“If you’re swimming,” he added, “there’s a high likelihood that you’re not getting out alive.”
Tyson was the sixth person to die in that stretch of river since 1996. Two swimmers died when they got sucked into rapids; two other rafters died while maneuvering rapids; and one man died while trying to wade across the river and got swept into rapids.
Colella said people generally don’t understand how dangerous the canyon really is. At the peak of spring runoff, “there are maybe four or five people in the world that can do it. If you aren’t at that level, you have no business being there.”
He said that advances in equipment, such as Creature Craft rafts, give less experienced people the feeling like they can go anywhere.
“It’s very frustrating for people with the proper experience to see these kinds of things happen, to see people die,” Colella said, adding, “Equipment, no matter how good it is, will never come close to experience.”
He believes more public education about the river’s dangers — both in the canyon and farther down the river between Leavenworth and Cashmere — is needed.
“Because by the time the 911 call goes out, it’s often times a body recovery,” he said.
Even when rescue teams get there in time, they probably won’t be able to save people in Tumwater Canyon’s big rapids.
“We don’t have anybody qualified to go through the 5-plus rapids there,” said Sgt. Kent Sisson, head of emergency management for the Chelan County Sheriff’s Office and a member of the department’s whitewater rescue team.
“We would only be able to rescue them once they got into calmer waters,” he said.
Chelan County Undersheriff John Wisemore said, “The canyon is too swift and so full of whitewater that you can’t see what you’re doing. … I don’t know of any team that would go into a place like that and successfully get someone out.”
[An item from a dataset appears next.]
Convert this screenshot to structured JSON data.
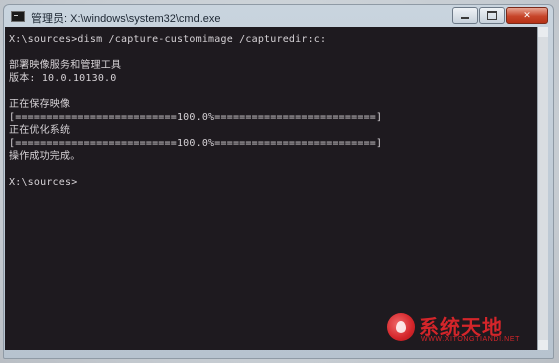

Vancil said he knows the dangers of rafting Tumwater Canyon during its highest flows, and that’s what attracts him and other extreme kayakers and rafters.
“We know that we play hard,” he said. “But that’s true in all extreme sports. If it isn’t a little scary, it’s not so much fun. You’ve got to get that adrenalin running.”
But Sisson said people need to know their own limitations.
“There are people who do 5 and 6 rapids in kayaks and it’s not a big deal for them,” he said. “They are very experienced and at the top of their game. But there are only a handful of those people in the entire world.”
Colella said a lot of world-class kayakers try their hand at Tumwater Canyon and come up short. They get dumped in the water and may even need to be rescued.
“It’s big, big whitewater,” he said. “It’s pushy, and it’s got holes, rocks, trees, logs, strainers, metal. There’s nothing safe about it.”
He added, “There only three people that I know of (including himself) that paddle Tumwater during high water on a consistent basis in the last decade. And some years we don’t go in there at all during high water.”
But authorities can’t keep anyone away from them.
After two young women drowned in rapids in 2006, the Sheriff’s Office and U.S. Forest Service partnered to post warning signs. But the river is never “closed” to boaters.
The canyon’s popularity for kayaking and rafting has increased as equipment has improved, Wisemore said.
“With this Creature Craft issue — the adrenalin junkies — the canyon is one more untamed thing that man wants to conquer,” he said. “They are able to go down places that a regular kayak or raft normally can’t. … People are always looking for that next great adventure.”
“It’s the whole extreme generation,” Colella said. “We think that we’re invincible, and Mother Nature is very, very unforgiving.”